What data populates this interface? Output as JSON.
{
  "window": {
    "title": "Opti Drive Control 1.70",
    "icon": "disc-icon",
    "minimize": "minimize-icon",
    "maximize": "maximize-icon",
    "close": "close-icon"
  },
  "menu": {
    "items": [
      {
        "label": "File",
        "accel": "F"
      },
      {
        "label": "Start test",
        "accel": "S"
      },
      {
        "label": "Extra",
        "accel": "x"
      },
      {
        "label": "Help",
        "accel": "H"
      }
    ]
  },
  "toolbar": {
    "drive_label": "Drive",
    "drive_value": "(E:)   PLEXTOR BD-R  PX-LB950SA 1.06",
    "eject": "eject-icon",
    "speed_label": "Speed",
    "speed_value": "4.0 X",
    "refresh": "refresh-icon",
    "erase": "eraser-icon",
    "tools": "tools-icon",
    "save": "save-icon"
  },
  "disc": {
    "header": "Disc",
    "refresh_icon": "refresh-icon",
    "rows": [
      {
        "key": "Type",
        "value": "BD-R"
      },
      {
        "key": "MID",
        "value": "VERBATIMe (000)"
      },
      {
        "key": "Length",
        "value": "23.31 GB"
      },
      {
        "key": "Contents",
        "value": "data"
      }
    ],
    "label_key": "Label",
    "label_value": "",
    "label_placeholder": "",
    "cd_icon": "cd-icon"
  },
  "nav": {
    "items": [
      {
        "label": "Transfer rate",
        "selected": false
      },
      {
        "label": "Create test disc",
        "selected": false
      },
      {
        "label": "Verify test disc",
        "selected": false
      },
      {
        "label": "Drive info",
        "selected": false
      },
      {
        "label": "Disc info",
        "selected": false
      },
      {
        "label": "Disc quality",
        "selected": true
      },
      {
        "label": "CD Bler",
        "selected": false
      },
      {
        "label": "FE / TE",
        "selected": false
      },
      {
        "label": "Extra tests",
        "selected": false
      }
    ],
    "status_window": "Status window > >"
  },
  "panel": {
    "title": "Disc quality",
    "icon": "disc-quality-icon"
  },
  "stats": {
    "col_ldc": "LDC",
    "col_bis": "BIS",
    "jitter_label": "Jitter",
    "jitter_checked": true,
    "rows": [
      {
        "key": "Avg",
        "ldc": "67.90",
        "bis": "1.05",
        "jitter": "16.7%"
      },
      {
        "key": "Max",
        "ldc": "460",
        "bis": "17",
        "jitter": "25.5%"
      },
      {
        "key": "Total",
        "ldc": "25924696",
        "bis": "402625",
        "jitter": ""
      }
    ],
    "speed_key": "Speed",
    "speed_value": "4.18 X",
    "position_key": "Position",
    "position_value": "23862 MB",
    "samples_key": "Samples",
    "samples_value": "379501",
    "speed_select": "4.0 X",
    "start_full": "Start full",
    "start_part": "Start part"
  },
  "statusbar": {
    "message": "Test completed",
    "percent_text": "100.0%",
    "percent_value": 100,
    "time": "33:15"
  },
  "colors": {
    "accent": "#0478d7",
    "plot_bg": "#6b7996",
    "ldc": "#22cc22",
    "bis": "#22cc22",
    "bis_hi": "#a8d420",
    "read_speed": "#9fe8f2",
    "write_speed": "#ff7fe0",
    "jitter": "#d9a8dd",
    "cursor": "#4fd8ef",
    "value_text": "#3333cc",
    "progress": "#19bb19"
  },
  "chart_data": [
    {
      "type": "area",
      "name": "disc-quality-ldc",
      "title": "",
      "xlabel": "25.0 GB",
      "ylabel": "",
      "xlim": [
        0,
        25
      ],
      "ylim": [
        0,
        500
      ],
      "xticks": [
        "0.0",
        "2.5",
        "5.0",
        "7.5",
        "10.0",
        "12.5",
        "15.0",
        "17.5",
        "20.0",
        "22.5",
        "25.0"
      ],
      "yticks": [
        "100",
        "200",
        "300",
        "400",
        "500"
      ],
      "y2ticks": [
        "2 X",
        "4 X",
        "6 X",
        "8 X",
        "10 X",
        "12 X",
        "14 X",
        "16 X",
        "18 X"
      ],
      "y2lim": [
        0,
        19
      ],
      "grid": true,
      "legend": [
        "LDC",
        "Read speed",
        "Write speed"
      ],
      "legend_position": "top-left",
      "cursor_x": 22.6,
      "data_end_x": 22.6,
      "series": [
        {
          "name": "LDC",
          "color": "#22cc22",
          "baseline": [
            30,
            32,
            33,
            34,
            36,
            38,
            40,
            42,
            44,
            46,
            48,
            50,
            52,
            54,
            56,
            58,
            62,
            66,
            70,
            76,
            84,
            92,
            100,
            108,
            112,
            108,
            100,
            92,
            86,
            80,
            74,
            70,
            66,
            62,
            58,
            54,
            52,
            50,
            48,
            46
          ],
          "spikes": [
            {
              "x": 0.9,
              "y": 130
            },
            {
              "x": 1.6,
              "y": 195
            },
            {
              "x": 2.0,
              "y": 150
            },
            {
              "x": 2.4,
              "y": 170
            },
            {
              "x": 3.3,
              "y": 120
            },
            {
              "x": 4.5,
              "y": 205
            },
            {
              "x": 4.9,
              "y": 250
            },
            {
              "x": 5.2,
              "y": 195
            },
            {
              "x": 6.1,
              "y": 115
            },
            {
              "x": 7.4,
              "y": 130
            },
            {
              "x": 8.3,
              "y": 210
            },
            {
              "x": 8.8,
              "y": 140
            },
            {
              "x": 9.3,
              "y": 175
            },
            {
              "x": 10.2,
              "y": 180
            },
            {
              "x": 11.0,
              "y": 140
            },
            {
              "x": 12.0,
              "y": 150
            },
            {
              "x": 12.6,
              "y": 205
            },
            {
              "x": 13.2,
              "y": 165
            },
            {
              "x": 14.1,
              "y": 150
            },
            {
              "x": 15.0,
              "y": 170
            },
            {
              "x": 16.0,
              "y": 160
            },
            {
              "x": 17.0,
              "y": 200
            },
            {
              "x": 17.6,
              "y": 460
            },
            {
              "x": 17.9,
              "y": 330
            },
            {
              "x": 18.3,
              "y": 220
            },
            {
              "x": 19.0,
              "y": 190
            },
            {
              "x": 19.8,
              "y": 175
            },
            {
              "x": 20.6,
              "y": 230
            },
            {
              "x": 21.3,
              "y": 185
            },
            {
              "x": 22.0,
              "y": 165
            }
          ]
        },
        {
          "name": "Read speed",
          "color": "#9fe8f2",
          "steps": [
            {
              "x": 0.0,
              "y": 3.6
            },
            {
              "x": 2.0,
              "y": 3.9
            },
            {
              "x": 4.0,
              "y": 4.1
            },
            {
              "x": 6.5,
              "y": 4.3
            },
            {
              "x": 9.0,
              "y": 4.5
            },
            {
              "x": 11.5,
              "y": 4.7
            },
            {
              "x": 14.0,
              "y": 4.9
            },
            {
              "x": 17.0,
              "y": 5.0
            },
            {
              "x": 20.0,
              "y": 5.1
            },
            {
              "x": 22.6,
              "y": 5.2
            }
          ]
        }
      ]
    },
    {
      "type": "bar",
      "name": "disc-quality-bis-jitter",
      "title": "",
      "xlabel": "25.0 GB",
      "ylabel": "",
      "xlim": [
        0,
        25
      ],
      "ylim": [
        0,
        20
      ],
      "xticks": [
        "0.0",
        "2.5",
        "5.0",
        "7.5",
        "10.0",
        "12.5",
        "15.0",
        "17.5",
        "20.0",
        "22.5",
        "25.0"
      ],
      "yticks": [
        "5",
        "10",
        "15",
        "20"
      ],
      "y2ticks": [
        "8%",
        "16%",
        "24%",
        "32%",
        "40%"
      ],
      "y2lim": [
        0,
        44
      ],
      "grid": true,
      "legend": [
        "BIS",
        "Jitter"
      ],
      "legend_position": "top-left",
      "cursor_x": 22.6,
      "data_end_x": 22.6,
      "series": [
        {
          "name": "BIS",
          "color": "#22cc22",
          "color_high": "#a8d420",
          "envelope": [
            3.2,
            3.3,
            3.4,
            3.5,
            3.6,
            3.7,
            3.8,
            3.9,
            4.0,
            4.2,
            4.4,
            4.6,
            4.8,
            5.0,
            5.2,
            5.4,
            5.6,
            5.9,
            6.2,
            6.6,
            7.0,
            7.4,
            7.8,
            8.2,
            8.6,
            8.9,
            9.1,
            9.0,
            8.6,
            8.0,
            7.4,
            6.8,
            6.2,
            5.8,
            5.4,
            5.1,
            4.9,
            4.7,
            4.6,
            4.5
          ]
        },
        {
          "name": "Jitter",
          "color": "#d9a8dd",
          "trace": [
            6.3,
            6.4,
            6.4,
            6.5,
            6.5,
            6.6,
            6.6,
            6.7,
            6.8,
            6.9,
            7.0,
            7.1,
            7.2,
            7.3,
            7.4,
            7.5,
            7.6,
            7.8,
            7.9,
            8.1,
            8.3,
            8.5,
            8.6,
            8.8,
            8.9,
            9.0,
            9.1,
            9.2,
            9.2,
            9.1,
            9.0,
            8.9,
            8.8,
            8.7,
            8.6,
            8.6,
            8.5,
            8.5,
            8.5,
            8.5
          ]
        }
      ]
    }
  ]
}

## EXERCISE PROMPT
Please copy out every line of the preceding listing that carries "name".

## REPLY
      "name": "disc-quality-ldc",
          "name": "LDC",
          "name": "Read speed",
      "name": "disc-quality-bis-jitter",
          "name": "BIS",
          "name": "Jitter",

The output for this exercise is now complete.